Tupuānuku Garden Hall provides warm, welcoming accommodation for first year University of Christchurch students, and a much-needed facility for a thriving campus. This major design-and-build project consists of three structural towers, seven storeys, and over 500 accommodation rooms.
University of Canterbury
July 2018 - January 2021
508 student accommodation rooms
About the project
This project was completed during the nationwide Covid 19 pandemic lockdowns. As a result of ongoing global procurement and logistic issues, we learned to ensure materials were procured in a timely manner. This resulted in experiencing no delays and has led to Southbase’s development of a long-lead material risk management process which is now utilised across all our major projects.
Built in a live and heritage environment within the University grounds, we worked closely with heritage designers to ensure the project had a significant level of cultural narrative and influence spread across the entire facility.
Arranged over six levels, five levels of accommodation were constructed above the ground floor.

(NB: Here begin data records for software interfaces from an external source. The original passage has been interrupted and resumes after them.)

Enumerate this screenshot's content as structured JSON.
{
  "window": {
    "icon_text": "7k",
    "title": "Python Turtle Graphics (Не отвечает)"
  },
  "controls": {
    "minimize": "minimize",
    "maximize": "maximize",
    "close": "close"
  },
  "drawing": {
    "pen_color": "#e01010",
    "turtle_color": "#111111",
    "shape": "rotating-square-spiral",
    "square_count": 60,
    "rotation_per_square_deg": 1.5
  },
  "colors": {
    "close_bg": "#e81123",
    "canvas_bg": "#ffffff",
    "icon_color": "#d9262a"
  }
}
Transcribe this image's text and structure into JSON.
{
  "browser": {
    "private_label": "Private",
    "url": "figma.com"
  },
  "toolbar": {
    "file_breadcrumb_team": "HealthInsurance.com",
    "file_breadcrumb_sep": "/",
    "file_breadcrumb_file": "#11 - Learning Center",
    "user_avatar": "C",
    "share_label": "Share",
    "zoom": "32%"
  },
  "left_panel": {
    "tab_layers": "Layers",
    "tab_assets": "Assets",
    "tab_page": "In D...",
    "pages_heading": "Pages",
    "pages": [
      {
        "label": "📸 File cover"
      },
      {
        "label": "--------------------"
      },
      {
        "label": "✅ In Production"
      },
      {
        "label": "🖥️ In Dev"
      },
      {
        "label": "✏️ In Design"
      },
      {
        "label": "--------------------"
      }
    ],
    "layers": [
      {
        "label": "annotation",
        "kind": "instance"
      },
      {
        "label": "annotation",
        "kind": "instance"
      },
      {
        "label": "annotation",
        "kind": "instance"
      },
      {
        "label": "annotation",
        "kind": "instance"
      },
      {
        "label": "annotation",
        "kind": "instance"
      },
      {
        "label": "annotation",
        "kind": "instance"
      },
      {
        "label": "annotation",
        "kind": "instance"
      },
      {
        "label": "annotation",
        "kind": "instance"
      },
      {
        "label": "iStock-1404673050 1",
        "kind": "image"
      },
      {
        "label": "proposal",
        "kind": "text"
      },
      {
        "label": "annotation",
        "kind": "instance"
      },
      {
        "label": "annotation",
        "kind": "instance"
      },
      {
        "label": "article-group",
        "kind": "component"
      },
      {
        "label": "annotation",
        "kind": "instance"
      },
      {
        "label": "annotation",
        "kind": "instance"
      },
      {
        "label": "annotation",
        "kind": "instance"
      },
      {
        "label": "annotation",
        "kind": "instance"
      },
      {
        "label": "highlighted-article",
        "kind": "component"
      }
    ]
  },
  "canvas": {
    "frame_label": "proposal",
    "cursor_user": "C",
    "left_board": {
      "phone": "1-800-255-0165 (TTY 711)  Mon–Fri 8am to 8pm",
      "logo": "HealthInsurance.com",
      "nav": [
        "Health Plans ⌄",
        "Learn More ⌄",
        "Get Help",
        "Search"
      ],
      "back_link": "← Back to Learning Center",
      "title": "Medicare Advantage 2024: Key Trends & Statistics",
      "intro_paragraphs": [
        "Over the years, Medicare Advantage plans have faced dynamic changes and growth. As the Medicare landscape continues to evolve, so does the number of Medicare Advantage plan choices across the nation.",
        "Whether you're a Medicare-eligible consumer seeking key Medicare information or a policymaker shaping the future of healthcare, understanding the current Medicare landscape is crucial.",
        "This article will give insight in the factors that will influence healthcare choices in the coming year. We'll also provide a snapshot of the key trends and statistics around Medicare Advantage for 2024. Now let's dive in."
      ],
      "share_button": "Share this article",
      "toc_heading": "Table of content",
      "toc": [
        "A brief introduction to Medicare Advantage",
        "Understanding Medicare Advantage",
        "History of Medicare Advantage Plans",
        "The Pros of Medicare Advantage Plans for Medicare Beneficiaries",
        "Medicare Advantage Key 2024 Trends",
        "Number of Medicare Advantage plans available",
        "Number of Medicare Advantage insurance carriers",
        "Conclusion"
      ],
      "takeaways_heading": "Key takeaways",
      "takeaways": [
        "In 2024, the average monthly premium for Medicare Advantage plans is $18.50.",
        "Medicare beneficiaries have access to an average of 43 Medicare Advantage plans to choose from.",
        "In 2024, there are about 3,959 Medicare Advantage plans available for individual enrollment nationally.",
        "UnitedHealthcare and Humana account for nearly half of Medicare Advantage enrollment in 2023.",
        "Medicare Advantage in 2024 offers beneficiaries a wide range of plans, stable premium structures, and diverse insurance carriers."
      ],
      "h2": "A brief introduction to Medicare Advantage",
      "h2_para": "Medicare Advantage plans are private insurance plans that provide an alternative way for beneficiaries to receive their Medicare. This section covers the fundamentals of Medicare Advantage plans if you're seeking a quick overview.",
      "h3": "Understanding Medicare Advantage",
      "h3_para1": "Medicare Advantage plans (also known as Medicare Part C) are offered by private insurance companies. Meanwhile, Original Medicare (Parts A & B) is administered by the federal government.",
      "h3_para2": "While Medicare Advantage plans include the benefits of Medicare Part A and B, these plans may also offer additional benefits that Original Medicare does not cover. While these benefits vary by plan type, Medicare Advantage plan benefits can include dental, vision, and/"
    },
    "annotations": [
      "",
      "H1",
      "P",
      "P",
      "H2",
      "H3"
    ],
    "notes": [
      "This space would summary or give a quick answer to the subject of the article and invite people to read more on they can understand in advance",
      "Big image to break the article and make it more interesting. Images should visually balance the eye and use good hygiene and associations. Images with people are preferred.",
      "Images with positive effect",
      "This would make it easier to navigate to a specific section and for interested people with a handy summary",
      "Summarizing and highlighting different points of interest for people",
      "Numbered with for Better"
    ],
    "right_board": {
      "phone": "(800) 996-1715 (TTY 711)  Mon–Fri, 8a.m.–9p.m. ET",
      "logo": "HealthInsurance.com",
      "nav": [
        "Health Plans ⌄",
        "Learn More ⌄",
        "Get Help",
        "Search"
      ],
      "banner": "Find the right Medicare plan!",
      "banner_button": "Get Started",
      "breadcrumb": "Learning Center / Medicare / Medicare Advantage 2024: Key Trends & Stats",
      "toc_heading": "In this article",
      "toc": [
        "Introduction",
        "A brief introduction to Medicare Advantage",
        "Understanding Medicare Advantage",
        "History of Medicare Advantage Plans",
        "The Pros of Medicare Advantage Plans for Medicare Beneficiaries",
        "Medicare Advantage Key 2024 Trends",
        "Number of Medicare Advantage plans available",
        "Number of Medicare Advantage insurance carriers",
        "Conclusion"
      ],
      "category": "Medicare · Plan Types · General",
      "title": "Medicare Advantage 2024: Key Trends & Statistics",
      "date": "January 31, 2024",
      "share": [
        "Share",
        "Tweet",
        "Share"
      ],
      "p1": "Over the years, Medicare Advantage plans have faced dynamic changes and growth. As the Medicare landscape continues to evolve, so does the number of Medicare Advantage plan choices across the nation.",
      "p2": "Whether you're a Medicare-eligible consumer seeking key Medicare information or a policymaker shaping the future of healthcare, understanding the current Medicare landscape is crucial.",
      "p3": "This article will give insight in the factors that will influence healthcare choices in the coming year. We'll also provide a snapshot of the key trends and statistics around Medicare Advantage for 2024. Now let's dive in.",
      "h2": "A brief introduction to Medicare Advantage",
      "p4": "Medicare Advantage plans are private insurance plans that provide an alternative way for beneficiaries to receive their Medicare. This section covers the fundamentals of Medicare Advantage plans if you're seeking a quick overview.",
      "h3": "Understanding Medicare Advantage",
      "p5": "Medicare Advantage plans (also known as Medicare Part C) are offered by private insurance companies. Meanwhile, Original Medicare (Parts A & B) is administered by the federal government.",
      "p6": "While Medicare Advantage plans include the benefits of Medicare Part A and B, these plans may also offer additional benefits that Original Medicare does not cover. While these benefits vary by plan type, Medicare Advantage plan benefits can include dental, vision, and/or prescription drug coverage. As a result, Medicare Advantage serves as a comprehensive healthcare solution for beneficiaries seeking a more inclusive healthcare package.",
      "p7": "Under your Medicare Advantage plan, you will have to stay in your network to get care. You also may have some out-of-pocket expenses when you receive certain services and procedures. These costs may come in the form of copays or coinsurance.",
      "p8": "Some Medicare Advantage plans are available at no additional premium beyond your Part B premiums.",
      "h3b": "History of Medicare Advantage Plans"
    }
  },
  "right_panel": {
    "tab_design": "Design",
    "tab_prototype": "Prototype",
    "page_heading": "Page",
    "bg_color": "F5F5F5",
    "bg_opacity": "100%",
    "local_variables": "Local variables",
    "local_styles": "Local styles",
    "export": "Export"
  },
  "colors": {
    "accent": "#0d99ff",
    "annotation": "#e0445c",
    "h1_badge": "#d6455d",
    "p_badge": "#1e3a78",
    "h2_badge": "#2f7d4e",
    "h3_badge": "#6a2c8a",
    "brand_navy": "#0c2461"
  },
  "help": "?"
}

The single level reception and extended roof welcomes visitors and students into the building, with the level 1 communal areas arranged around two courtyards.
The communal dining pavilion links both courtyards and invites catered and self-catered students to socialise and dine together.
Each accommodation level has bedrooms arranged either side of a central corridor, with several common areas distributed across each floor. The facility allows for 324 catered students and 176 self- catered students. The 508 individual rooms are a mix of ensuited and dormitory-style rooms, self-catered with commercial kitchen, shared dining, study and games areas.
The building is designed around an economical structural steelwork frame sited on screw piles and concrete strip footings, with the building exterior comprising a curtainwall façade and warm roof.
Significant value was added with the design of the façade. This required innovative strategies and collaboration to formulate an agreed solution that met the building's strict requirements. Utilising agile principles, various cladding prototypes were developed, tested and modified until a cost-effective solution was found.
The team carried out multiple trials with various samples, resulting in the desired cladding, internal imagery, and lighting effects. This contributed to the project winning the NZIOB project category for $45-$75M at the NZIOB awards in 2021.
We worked very closely with the heritage designers to ensure the cultural narrative and the design overall fit within the space